RECORD EXCERPTS:
********

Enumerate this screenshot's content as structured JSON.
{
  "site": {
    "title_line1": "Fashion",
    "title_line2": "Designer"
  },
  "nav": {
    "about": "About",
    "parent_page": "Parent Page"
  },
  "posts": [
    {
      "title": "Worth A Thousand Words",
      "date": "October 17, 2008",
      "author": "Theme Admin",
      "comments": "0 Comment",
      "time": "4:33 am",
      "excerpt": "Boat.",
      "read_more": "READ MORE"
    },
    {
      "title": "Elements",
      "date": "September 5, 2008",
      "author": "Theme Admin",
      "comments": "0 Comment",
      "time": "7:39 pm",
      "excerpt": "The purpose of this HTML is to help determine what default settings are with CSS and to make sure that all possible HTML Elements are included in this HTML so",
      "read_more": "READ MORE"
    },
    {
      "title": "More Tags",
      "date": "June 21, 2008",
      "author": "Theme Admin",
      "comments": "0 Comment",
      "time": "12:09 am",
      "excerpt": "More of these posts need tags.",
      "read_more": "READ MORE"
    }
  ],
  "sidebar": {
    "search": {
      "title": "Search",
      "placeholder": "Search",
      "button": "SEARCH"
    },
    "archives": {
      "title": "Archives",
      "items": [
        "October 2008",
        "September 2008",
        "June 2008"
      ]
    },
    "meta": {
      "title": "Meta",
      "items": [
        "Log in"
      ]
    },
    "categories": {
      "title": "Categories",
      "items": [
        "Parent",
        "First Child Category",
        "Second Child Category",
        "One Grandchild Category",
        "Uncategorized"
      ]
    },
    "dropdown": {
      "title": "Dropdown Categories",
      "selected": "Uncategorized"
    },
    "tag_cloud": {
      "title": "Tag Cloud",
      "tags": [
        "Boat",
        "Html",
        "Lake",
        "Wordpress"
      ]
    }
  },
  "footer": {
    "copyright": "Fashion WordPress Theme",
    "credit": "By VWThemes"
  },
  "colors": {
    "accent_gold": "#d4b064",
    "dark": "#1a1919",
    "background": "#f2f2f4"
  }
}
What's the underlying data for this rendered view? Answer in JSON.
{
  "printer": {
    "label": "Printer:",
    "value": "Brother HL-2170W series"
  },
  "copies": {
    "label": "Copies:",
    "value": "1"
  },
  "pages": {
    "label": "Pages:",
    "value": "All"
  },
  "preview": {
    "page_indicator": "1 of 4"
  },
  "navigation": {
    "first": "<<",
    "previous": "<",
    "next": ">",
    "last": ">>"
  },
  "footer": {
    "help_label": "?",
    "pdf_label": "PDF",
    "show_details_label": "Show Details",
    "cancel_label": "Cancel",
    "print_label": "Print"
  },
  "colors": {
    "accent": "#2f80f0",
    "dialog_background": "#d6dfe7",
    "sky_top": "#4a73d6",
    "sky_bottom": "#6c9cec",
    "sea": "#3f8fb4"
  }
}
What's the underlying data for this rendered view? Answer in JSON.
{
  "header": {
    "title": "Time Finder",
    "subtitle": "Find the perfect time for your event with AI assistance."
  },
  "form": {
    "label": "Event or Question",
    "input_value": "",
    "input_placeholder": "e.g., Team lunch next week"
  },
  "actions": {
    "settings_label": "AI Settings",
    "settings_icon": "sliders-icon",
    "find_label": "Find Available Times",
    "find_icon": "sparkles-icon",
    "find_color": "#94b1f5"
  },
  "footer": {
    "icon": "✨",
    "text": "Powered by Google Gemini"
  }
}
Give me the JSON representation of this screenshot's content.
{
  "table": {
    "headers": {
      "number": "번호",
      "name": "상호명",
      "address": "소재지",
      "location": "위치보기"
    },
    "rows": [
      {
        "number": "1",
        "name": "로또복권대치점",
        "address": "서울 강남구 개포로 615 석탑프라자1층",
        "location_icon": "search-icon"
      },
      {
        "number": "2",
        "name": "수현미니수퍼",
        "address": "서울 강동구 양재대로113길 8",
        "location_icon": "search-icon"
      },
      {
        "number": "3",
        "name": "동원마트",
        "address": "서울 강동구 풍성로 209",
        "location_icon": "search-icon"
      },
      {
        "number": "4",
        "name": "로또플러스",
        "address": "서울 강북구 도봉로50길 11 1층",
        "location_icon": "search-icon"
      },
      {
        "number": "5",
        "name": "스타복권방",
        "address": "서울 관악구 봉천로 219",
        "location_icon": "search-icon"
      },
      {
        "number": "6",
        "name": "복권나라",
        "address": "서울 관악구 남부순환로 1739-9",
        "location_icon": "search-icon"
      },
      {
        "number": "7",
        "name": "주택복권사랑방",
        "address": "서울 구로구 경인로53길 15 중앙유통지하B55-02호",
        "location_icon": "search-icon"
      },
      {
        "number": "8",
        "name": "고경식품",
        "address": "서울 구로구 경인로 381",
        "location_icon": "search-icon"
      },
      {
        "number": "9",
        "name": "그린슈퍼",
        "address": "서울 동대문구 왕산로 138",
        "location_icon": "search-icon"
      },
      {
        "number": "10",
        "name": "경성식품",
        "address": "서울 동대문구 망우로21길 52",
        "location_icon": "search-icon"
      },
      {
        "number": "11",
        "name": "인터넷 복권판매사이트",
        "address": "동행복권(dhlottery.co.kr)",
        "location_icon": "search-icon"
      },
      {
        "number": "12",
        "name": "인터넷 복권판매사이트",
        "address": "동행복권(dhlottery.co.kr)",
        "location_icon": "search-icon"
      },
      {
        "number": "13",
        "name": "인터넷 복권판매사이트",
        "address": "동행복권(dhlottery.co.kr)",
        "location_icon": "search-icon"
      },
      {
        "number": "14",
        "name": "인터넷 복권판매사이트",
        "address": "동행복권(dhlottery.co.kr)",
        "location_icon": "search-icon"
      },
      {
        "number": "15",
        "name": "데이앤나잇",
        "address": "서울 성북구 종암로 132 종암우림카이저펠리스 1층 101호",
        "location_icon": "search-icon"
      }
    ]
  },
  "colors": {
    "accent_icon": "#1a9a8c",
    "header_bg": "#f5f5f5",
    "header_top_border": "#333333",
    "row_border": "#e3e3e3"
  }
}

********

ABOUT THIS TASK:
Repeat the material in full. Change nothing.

REPLY:
Enumerate this screenshot's content as structured JSON.
{
  "site": {
    "title_line1": "Fashion",
    "title_line2": "Designer"
  },
  "nav": {
    "about": "About",
    "parent_page": "Parent Page"
  },
  "posts": [
    {
      "title": "Worth A Thousand Words",
      "date": "October 17, 2008",
      "author": "Theme Admin",
      "comments": "0 Comment",
      "time": "4:33 am",
      "excerpt": "Boat.",
      "read_more": "READ MORE"
    },
    {
      "title": "Elements",
      "date": "September 5, 2008",
      "author": "Theme Admin",
      "comments": "0 Comment",
      "time": "7:39 pm",
      "excerpt": "The purpose of this HTML is to help determine what default settings are with CSS and to make sure that all possible HTML Elements are included in this HTML so",
      "read_more": "READ MORE"
    },
    {
      "title": "More Tags",
      "date": "June 21, 2008",
      "author": "Theme Admin",
      "comments": "0 Comment",
      "time": "12:09 am",
      "excerpt": "More of these posts need tags.",
      "read_more": "READ MORE"
    }
  ],
  "sidebar": {
    "search": {
      "title": "Search",
      "placeholder": "Search",
      "button": "SEARCH"
    },
    "archives": {
      "title": "Archives",
      "items": [
        "October 2008",
        "September 2008",
        "June 2008"
      ]
    },
    "meta": {
      "title": "Meta",
      "items": [
        "Log in"
      ]
    },
    "categories": {
      "title": "Categories",
      "items": [
        "Parent",
        "First Child Category",
        "Second Child Category",
        "One Grandchild Category",
        "Uncategorized"
      ]
    },
    "dropdown": {
      "title": "Dropdown Categories",
      "selected": "Uncategorized"
    },
    "tag_cloud": {
      "title": "Tag Cloud",
      "tags": [
        "Boat",
        "Html",
        "Lake",
        "Wordpress"
      ]
    }
  },
  "footer": {
    "copyright": "Fashion WordPress Theme",
    "credit": "By VWThemes"
  },
  "colors": {
    "accent_gold": "#d4b064",
    "dark": "#1a1919",
    "background": "#f2f2f4"
  }
}
What's the underlying data for this rendered view? Answer in JSON.
{
  "printer": {
    "label": "Printer:",
    "value": "Brother HL-2170W series"
  },
  "copies": {
    "label": "Copies:",
    "value": "1"
  },
  "pages": {
    "label": "Pages:",
    "value": "All"
  },
  "preview": {
    "page_indicator": "1 of 4"
  },
  "navigation": {
    "first": "<<",
    "previous": "<",
    "next": ">",
    "last": ">>"
  },
  "footer": {
    "help_label": "?",
    "pdf_label": "PDF",
    "show_details_label": "Show Details",
    "cancel_label": "Cancel",
    "print_label": "Print"
  },
  "colors": {
    "accent": "#2f80f0",
    "dialog_background": "#d6dfe7",
    "sky_top": "#4a73d6",
    "sky_bottom": "#6c9cec",
    "sea": "#3f8fb4"
  }
}
What's the underlying data for this rendered view? Answer in JSON.
{
  "header": {
    "title": "Time Finder",
    "subtitle": "Find the perfect time for your event with AI assistance."
  },
  "form": {
    "label": "Event or Question",
    "input_value": "",
    "input_placeholder": "e.g., Team lunch next week"
  },
  "actions": {
    "settings_label": "AI Settings",
    "settings_icon": "sliders-icon",
    "find_label": "Find Available Times",
    "find_icon": "sparkles-icon",
    "find_color": "#94b1f5"
  },
  "footer": {
    "icon": "✨",
    "text": "Powered by Google Gemini"
  }
}
Give me the JSON representation of this screenshot's content.
{
  "table": {
    "headers": {
      "number": "번호",
      "name": "상호명",
      "address": "소재지",
      "location": "위치보기"
    },
    "rows": [
      {
        "number": "1",
        "name": "로또복권대치점",
        "address": "서울 강남구 개포로 615 석탑프라자1층",
        "location_icon": "search-icon"
      },
      {
        "number": "2",
        "name": "수현미니수퍼",
        "address": "서울 강동구 양재대로113길 8",
        "location_icon": "search-icon"
      },
      {
        "number": "3",
        "name": "동원마트",
        "address": "서울 강동구 풍성로 209",
        "location_icon": "search-icon"
      },
      {
        "number": "4",
        "name": "로또플러스",
        "address": "서울 강북구 도봉로50길 11 1층",
        "location_icon": "search-icon"
      },
      {
        "number": "5",
        "name": "스타복권방",
        "address": "서울 관악구 봉천로 219",
        "location_icon": "search-icon"
      },
      {
        "number": "6",
        "name": "복권나라",
        "address": "서울 관악구 남부순환로 1739-9",
        "location_icon": "search-icon"
      },
      {
        "number": "7",
        "name": "주택복권사랑방",
        "address": "서울 구로구 경인로53길 15 중앙유통지하B55-02호",
        "location_icon": "search-icon"
      },
      {
        "number": "8",
        "name": "고경식품",
        "address": "서울 구로구 경인로 381",
        "location_icon": "search-icon"
      },
      {
        "number": "9",
        "name": "그린슈퍼",
        "address": "서울 동대문구 왕산로 138",
        "location_icon": "search-icon"
      },
      {
        "number": "10",
        "name": "경성식품",
        "address": "서울 동대문구 망우로21길 52",
        "location_icon": "search-icon"
      },
      {
        "number": "11",
        "name": "인터넷 복권판매사이트",
        "address": "동행복권(dhlottery.co.kr)",
        "location_icon": "search-icon"
      },
      {
        "number": "12",
        "name": "인터넷 복권판매사이트",
        "address": "동행복권(dhlottery.co.kr)",
        "location_icon": "search-icon"
      },
      {
        "number": "13",
        "name": "인터넷 복권판매사이트",
        "address": "동행복권(dhlottery.co.kr)",
        "location_icon": "search-icon"
      },
      {
        "number": "14",
        "name": "인터넷 복권판매사이트",
        "address": "동행복권(dhlottery.co.kr)",
        "location_icon": "search-icon"
      },
      {
        "number": "15",
        "name": "데이앤나잇",
        "address": "서울 성북구 종암로 132 종암우림카이저펠리스 1층 101호",
        "location_icon": "search-icon"
      }
    ]
  },
  "colors": {
    "accent_icon": "#1a9a8c",
    "header_bg": "#f5f5f5",
    "header_top_border": "#333333",
    "row_border": "#e3e3e3"
  }
}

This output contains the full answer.